### Activity
Check every line of the records below for the string "Menu" and copy the ones that have it.
Given data Start Marker
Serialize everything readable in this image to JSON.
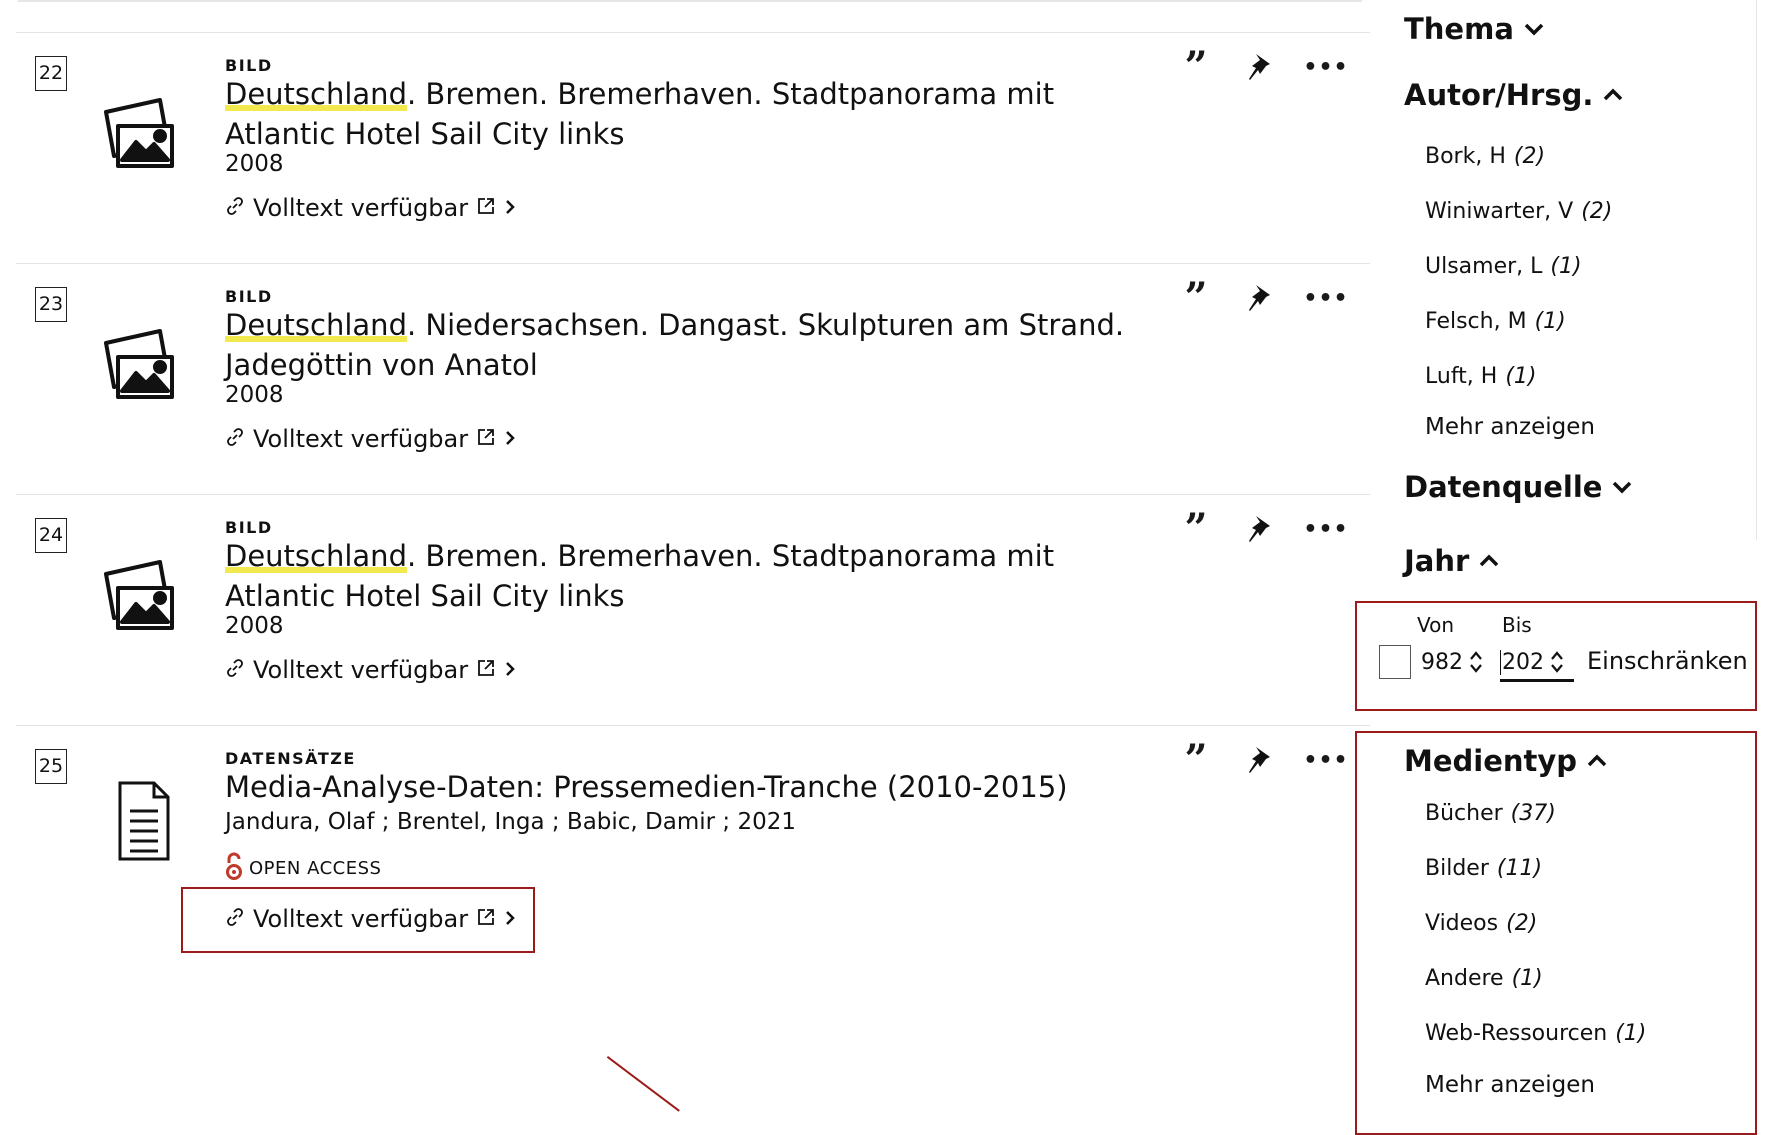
{
  "results": [
    {
      "number": "22",
      "type": "BILD",
      "title_highlight": "Deutschland",
      "title_rest": ". Bremen. Bremerhaven. Stadtpanorama mit Atlantic Hotel Sail City links",
      "meta": "2008",
      "fulltext": "Volltext verfügbar",
      "icon": "image-icon",
      "open_access": ""
    },
    {
      "number": "23",
      "type": "BILD",
      "title_highlight": "Deutschland",
      "title_rest": ". Niedersachsen. Dangast. Skulpturen am Strand. Jadegöttin von Anatol",
      "meta": "2008",
      "fulltext": "Volltext verfügbar",
      "icon": "image-icon",
      "open_access": ""
    },
    {
      "number": "24",
      "type": "BILD",
      "title_highlight": "Deutschland",
      "title_rest": ". Bremen. Bremerhaven. Stadtpanorama mit Atlantic Hotel Sail City links",
      "meta": "2008",
      "fulltext": "Volltext verfügbar",
      "icon": "image-icon",
      "open_access": ""
    },
    {
      "number": "25",
      "type": "DATENSÄTZE",
      "title_highlight": "",
      "title_rest": "Media-Analyse-Daten: Pressemedien-Tranche (2010-2015)",
      "meta": "Jandura, Olaf ; Brentel, Inga ; Babic, Damir ; 2021",
      "fulltext": "Volltext verfügbar",
      "icon": "document-icon",
      "open_access": "OPEN ACCESS"
    }
  ],
  "sidebar": {
    "thema": {
      "label": "Thema"
    },
    "autor": {
      "label": "Autor/Hrsg.",
      "items": [
        {
          "name": "Bork, H",
          "count": "(2)"
        },
        {
          "name": "Winiwarter, V",
          "count": "(2)"
        },
        {
          "name": "Ulsamer, L",
          "count": "(1)"
        },
        {
          "name": "Felsch, M",
          "count": "(1)"
        },
        {
          "name": "Luft, H",
          "count": "(1)"
        }
      ],
      "more": "Mehr anzeigen"
    },
    "datenquelle": {
      "label": "Datenquelle"
    },
    "jahr": {
      "label": "Jahr",
      "from_label": "Von",
      "to_label": "Bis",
      "from_value": "982",
      "to_value": "202",
      "apply": "Einschränken"
    },
    "medientyp": {
      "label": "Medientyp",
      "items": [
        {
          "name": "Bücher",
          "count": "(37)"
        },
        {
          "name": "Bilder",
          "count": "(11)"
        },
        {
          "name": "Videos",
          "count": "(2)"
        },
        {
          "name": "Andere",
          "count": "(1)"
        },
        {
          "name": "Web-Ressourcen",
          "count": "(1)"
        }
      ],
      "more": "Mehr anzeigen"
    }
  },
  "colors": {
    "highlight_box": "#9b1b1b",
    "open_access": "#c0392b",
    "search_highlight": "#f2e94e"
  }
}
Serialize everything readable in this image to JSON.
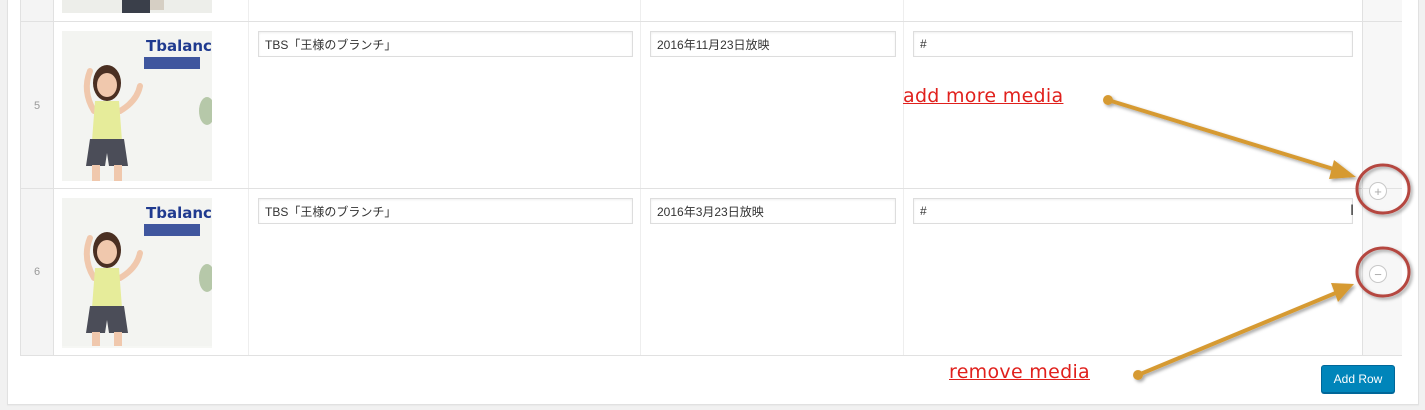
{
  "repeater": {
    "rows": [
      {
        "number": "5",
        "title_value": "TBS「王様のブランチ」",
        "date_value": "2016年11月23日放映",
        "link_value": "#",
        "thumbnail_logo": "Tbalance"
      },
      {
        "number": "6",
        "title_value": "TBS「王様のブランチ」",
        "date_value": "2016年3月23日放映",
        "link_value": "#",
        "thumbnail_logo": "Tbalance"
      }
    ],
    "add_row_label": "Add Row",
    "add_icon": "plus-icon",
    "remove_icon": "minus-icon"
  },
  "annotations": {
    "add_more": "add more media",
    "remove": "remove media",
    "arrow_color": "#d69a33",
    "circle_color": "#b5463f",
    "text_color": "#e0201c"
  },
  "colors": {
    "primary_button": "#0085ba"
  }
}
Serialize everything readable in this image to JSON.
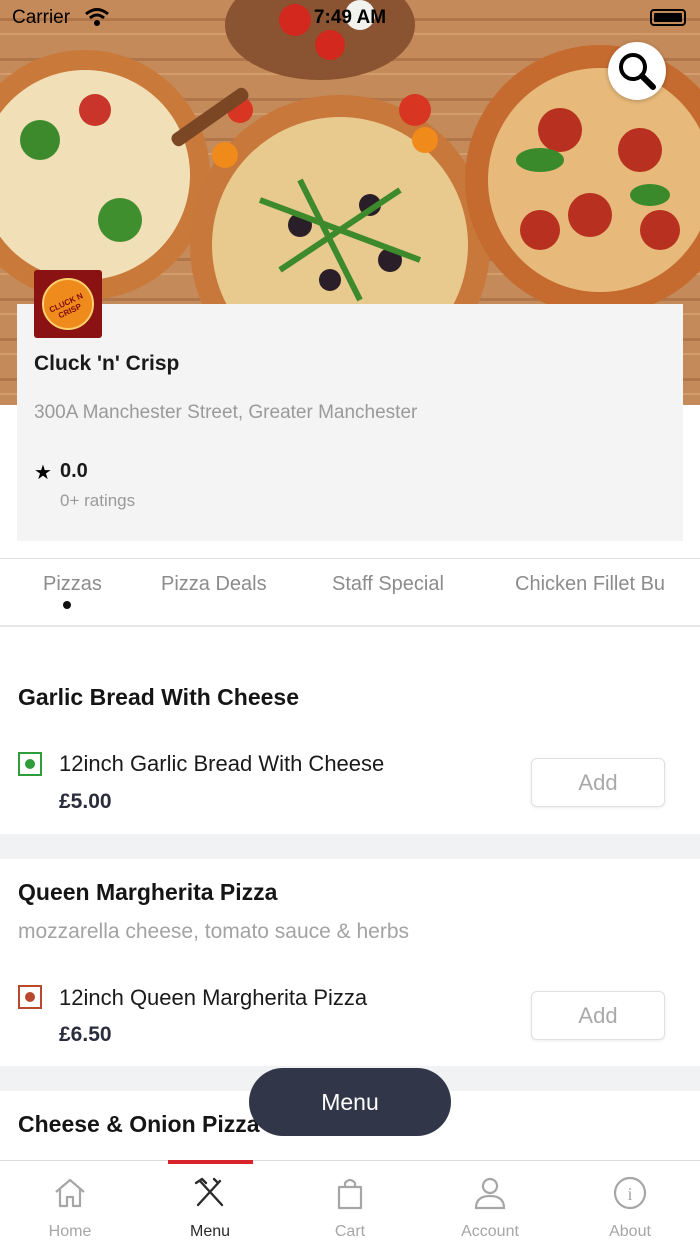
{
  "status_bar": {
    "carrier": "Carrier",
    "time": "7:49 AM"
  },
  "restaurant": {
    "name": "Cluck 'n' Crisp",
    "address": "300A Manchester Street, Greater Manchester",
    "rating": "0.0",
    "rating_count": "0+ ratings",
    "logo_text": "CLUCK N CRISP"
  },
  "categories": [
    {
      "label": "Pizzas",
      "active": true
    },
    {
      "label": "Pizza Deals",
      "active": false
    },
    {
      "label": "Staff Special",
      "active": false
    },
    {
      "label": "Chicken Fillet Bu",
      "active": false
    }
  ],
  "sections": [
    {
      "title": "Garlic Bread With Cheese",
      "description": "",
      "items": [
        {
          "name": "12inch Garlic Bread With Cheese",
          "price": "£5.00",
          "diet": "veg",
          "add_label": "Add"
        }
      ]
    },
    {
      "title": "Queen Margherita Pizza",
      "description": "mozzarella cheese, tomato sauce & herbs",
      "items": [
        {
          "name": "12inch Queen Margherita Pizza",
          "price": "£6.50",
          "diet": "non-veg",
          "add_label": "Add"
        }
      ]
    },
    {
      "title": "Cheese & Onion Pizza",
      "description": "",
      "items": []
    }
  ],
  "floating_menu_label": "Menu",
  "tab_bar": [
    {
      "label": "Home",
      "icon": "home-icon",
      "active": false
    },
    {
      "label": "Menu",
      "icon": "fork-knife-icon",
      "active": true
    },
    {
      "label": "Cart",
      "icon": "shopping-bag-icon",
      "active": false
    },
    {
      "label": "Account",
      "icon": "user-icon",
      "active": false
    },
    {
      "label": "About",
      "icon": "info-icon",
      "active": false
    }
  ],
  "colors": {
    "accent_indicator": "#d8232a",
    "pill_background": "#323649",
    "veg_green": "#2f9e3a",
    "nonveg_red": "#b8492f",
    "price_text": "#2b2d3c"
  }
}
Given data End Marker
### Task response
  "floating_menu_label": "Menu",
      "label": "Menu",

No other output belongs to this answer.